── Data to examine ──

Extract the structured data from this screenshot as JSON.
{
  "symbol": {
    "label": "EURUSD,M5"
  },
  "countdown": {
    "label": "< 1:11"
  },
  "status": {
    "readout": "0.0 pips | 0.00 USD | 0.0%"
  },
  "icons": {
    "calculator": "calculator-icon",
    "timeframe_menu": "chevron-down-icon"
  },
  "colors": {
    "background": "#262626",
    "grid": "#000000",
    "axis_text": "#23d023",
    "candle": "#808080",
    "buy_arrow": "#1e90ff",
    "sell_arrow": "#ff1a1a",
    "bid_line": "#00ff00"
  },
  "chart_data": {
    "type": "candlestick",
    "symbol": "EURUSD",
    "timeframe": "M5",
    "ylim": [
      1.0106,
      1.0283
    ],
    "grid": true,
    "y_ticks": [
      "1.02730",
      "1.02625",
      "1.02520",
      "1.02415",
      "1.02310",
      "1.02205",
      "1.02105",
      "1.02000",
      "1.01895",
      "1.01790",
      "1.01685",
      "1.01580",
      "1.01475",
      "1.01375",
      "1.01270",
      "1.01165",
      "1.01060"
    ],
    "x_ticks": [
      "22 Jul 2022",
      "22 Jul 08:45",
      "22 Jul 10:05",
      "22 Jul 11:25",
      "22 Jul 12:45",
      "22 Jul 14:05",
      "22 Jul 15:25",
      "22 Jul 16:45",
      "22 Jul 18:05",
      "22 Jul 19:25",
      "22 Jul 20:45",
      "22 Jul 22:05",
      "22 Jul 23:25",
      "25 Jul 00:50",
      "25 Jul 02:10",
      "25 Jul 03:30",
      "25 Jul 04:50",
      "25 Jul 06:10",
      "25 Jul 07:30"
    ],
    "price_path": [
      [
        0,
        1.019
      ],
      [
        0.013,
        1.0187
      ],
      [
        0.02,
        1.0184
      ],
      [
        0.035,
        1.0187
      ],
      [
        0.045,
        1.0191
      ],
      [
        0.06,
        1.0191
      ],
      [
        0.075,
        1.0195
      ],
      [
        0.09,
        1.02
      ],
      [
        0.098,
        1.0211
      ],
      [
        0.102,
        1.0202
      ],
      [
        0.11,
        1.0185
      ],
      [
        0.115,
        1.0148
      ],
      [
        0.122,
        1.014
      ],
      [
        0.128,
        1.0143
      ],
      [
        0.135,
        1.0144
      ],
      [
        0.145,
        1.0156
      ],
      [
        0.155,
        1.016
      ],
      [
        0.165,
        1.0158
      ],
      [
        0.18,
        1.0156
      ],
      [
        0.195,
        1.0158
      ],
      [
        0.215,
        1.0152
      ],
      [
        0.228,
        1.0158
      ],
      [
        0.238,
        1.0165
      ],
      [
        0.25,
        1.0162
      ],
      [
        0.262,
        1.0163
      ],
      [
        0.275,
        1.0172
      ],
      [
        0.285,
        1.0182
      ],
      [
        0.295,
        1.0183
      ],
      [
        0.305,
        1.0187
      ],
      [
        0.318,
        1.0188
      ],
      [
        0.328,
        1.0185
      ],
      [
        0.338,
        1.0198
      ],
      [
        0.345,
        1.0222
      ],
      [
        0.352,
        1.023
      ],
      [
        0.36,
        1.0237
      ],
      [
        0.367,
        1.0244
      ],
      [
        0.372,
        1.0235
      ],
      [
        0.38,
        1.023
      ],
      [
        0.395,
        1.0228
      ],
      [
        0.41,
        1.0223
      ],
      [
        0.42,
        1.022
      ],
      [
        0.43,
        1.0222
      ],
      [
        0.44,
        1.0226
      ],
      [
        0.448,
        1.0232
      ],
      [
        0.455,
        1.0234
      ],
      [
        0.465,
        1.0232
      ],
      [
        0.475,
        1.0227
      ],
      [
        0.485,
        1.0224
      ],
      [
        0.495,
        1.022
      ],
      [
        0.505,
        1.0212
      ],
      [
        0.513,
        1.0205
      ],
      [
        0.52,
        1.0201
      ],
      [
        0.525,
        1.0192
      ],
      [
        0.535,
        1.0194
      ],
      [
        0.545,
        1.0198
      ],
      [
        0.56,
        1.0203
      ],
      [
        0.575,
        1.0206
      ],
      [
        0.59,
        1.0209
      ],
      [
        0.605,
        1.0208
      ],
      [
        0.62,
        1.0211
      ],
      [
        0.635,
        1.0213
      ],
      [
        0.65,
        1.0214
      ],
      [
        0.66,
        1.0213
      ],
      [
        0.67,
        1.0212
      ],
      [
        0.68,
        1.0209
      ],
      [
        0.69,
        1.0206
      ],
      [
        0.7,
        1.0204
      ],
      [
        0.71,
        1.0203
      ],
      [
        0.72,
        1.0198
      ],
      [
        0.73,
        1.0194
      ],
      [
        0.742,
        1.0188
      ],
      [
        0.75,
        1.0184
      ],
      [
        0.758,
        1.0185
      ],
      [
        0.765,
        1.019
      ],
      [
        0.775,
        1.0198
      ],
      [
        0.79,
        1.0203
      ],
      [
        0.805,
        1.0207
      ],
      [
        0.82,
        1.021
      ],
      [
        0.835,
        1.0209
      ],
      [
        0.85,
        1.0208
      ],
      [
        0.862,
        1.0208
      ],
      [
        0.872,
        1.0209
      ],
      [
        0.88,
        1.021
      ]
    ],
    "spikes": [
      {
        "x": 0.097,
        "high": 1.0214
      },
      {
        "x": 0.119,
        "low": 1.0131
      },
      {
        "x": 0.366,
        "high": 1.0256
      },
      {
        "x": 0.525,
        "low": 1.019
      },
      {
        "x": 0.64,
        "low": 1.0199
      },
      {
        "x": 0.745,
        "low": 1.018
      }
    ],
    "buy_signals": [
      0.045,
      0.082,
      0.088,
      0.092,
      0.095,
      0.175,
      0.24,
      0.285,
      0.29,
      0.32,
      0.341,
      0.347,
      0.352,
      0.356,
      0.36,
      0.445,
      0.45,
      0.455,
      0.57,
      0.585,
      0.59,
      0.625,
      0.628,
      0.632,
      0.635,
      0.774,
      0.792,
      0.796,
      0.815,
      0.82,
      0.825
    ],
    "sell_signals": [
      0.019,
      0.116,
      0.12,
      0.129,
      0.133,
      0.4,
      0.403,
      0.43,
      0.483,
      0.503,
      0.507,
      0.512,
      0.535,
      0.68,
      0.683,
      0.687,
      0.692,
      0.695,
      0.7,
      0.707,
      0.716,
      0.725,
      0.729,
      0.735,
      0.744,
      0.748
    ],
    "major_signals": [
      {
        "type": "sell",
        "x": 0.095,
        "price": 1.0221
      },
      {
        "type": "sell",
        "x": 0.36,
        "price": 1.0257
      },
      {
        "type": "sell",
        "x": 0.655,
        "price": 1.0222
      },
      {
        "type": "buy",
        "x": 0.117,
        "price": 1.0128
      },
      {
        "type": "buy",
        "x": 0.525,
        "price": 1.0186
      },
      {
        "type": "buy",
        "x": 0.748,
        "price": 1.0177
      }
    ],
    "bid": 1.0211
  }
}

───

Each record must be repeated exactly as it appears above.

Extract the structured data from this screenshot as JSON.
{
  "symbol": {
    "label": "EURUSD,M5"
  },
  "countdown": {
    "label": "< 1:11"
  },
  "status": {
    "readout": "0.0 pips | 0.00 USD | 0.0%"
  },
  "icons": {
    "calculator": "calculator-icon",
    "timeframe_menu": "chevron-down-icon"
  },
  "colors": {
    "background": "#262626",
    "grid": "#000000",
    "axis_text": "#23d023",
    "candle": "#808080",
    "buy_arrow": "#1e90ff",
    "sell_arrow": "#ff1a1a",
    "bid_line": "#00ff00"
  },
  "chart_data": {
    "type": "candlestick",
    "symbol": "EURUSD",
    "timeframe": "M5",
    "ylim": [
      1.0106,
      1.0283
    ],
    "grid": true,
    "y_ticks": [
      "1.02730",
      "1.02625",
      "1.02520",
      "1.02415",
      "1.02310",
      "1.02205",
      "1.02105",
      "1.02000",
      "1.01895",
      "1.01790",
      "1.01685",
      "1.01580",
      "1.01475",
      "1.01375",
      "1.01270",
      "1.01165",
      "1.01060"
    ],
    "x_ticks": [
      "22 Jul 2022",
      "22 Jul 08:45",
      "22 Jul 10:05",
      "22 Jul 11:25",
      "22 Jul 12:45",
      "22 Jul 14:05",
      "22 Jul 15:25",
      "22 Jul 16:45",
      "22 Jul 18:05",
      "22 Jul 19:25",
      "22 Jul 20:45",
      "22 Jul 22:05",
      "22 Jul 23:25",
      "25 Jul 00:50",
      "25 Jul 02:10",
      "25 Jul 03:30",
      "25 Jul 04:50",
      "25 Jul 06:10",
      "25 Jul 07:30"
    ],
    "price_path": [
      [
        0,
        1.019
      ],
      [
        0.013,
        1.0187
      ],
      [
        0.02,
        1.0184
      ],
      [
        0.035,
        1.0187
      ],
      [
        0.045,
        1.0191
      ],
      [
        0.06,
        1.0191
      ],
      [
        0.075,
        1.0195
      ],
      [
        0.09,
        1.02
      ],
      [
        0.098,
        1.0211
      ],
      [
        0.102,
        1.0202
      ],
      [
        0.11,
        1.0185
      ],
      [
        0.115,
        1.0148
      ],
      [
        0.122,
        1.014
      ],
      [
        0.128,
        1.0143
      ],
      [
        0.135,
        1.0144
      ],
      [
        0.145,
        1.0156
      ],
      [
        0.155,
        1.016
      ],
      [
        0.165,
        1.0158
      ],
      [
        0.18,
        1.0156
      ],
      [
        0.195,
        1.0158
      ],
      [
        0.215,
        1.0152
      ],
      [
        0.228,
        1.0158
      ],
      [
        0.238,
        1.0165
      ],
      [
        0.25,
        1.0162
      ],
      [
        0.262,
        1.0163
      ],
      [
        0.275,
        1.0172
      ],
      [
        0.285,
        1.0182
      ],
      [
        0.295,
        1.0183
      ],
      [
        0.305,
        1.0187
      ],
      [
        0.318,
        1.0188
      ],
      [
        0.328,
        1.0185
      ],
      [
        0.338,
        1.0198
      ],
      [
        0.345,
        1.0222
      ],
      [
        0.352,
        1.023
      ],
      [
        0.36,
        1.0237
      ],
      [
        0.367,
        1.0244
      ],
      [
        0.372,
        1.0235
      ],
      [
        0.38,
        1.023
      ],
      [
        0.395,
        1.0228
      ],
      [
        0.41,
        1.0223
      ],
      [
        0.42,
        1.022
      ],
      [
        0.43,
        1.0222
      ],
      [
        0.44,
        1.0226
      ],
      [
        0.448,
        1.0232
      ],
      [
        0.455,
        1.0234
      ],
      [
        0.465,
        1.0232
      ],
      [
        0.475,
        1.0227
      ],
      [
        0.485,
        1.0224
      ],
      [
        0.495,
        1.022
      ],
      [
        0.505,
        1.0212
      ],
      [
        0.513,
        1.0205
      ],
      [
        0.52,
        1.0201
      ],
      [
        0.525,
        1.0192
      ],
      [
        0.535,
        1.0194
      ],
      [
        0.545,
        1.0198
      ],
      [
        0.56,
        1.0203
      ],
      [
        0.575,
        1.0206
      ],
      [
        0.59,
        1.0209
      ],
      [
        0.605,
        1.0208
      ],
      [
        0.62,
        1.0211
      ],
      [
        0.635,
        1.0213
      ],
      [
        0.65,
        1.0214
      ],
      [
        0.66,
        1.0213
      ],
      [
        0.67,
        1.0212
      ],
      [
        0.68,
        1.0209
      ],
      [
        0.69,
        1.0206
      ],
      [
        0.7,
        1.0204
      ],
      [
        0.71,
        1.0203
      ],
      [
        0.72,
        1.0198
      ],
      [
        0.73,
        1.0194
      ],
      [
        0.742,
        1.0188
      ],
      [
        0.75,
        1.0184
      ],
      [
        0.758,
        1.0185
      ],
      [
        0.765,
        1.019
      ],
      [
        0.775,
        1.0198
      ],
      [
        0.79,
        1.0203
      ],
      [
        0.805,
        1.0207
      ],
      [
        0.82,
        1.021
      ],
      [
        0.835,
        1.0209
      ],
      [
        0.85,
        1.0208
      ],
      [
        0.862,
        1.0208
      ],
      [
        0.872,
        1.0209
      ],
      [
        0.88,
        1.021
      ]
    ],
    "spikes": [
      {
        "x": 0.097,
        "high": 1.0214
      },
      {
        "x": 0.119,
        "low": 1.0131
      },
      {
        "x": 0.366,
        "high": 1.0256
      },
      {
        "x": 0.525,
        "low": 1.019
      },
      {
        "x": 0.64,
        "low": 1.0199
      },
      {
        "x": 0.745,
        "low": 1.018
      }
    ],
    "buy_signals": [
      0.045,
      0.082,
      0.088,
      0.092,
      0.095,
      0.175,
      0.24,
      0.285,
      0.29,
      0.32,
      0.341,
      0.347,
      0.352,
      0.356,
      0.36,
      0.445,
      0.45,
      0.455,
      0.57,
      0.585,
      0.59,
      0.625,
      0.628,
      0.632,
      0.635,
      0.774,
      0.792,
      0.796,
      0.815,
      0.82,
      0.825
    ],
    "sell_signals": [
      0.019,
      0.116,
      0.12,
      0.129,
      0.133,
      0.4,
      0.403,
      0.43,
      0.483,
      0.503,
      0.507,
      0.512,
      0.535,
      0.68,
      0.683,
      0.687,
      0.692,
      0.695,
      0.7,
      0.707,
      0.716,
      0.725,
      0.729,
      0.735,
      0.744,
      0.748
    ],
    "major_signals": [
      {
        "type": "sell",
        "x": 0.095,
        "price": 1.0221
      },
      {
        "type": "sell",
        "x": 0.36,
        "price": 1.0257
      },
      {
        "type": "sell",
        "x": 0.655,
        "price": 1.0222
      },
      {
        "type": "buy",
        "x": 0.117,
        "price": 1.0128
      },
      {
        "type": "buy",
        "x": 0.525,
        "price": 1.0186
      },
      {
        "type": "buy",
        "x": 0.748,
        "price": 1.0177
      }
    ],
    "bid": 1.0211
  }
}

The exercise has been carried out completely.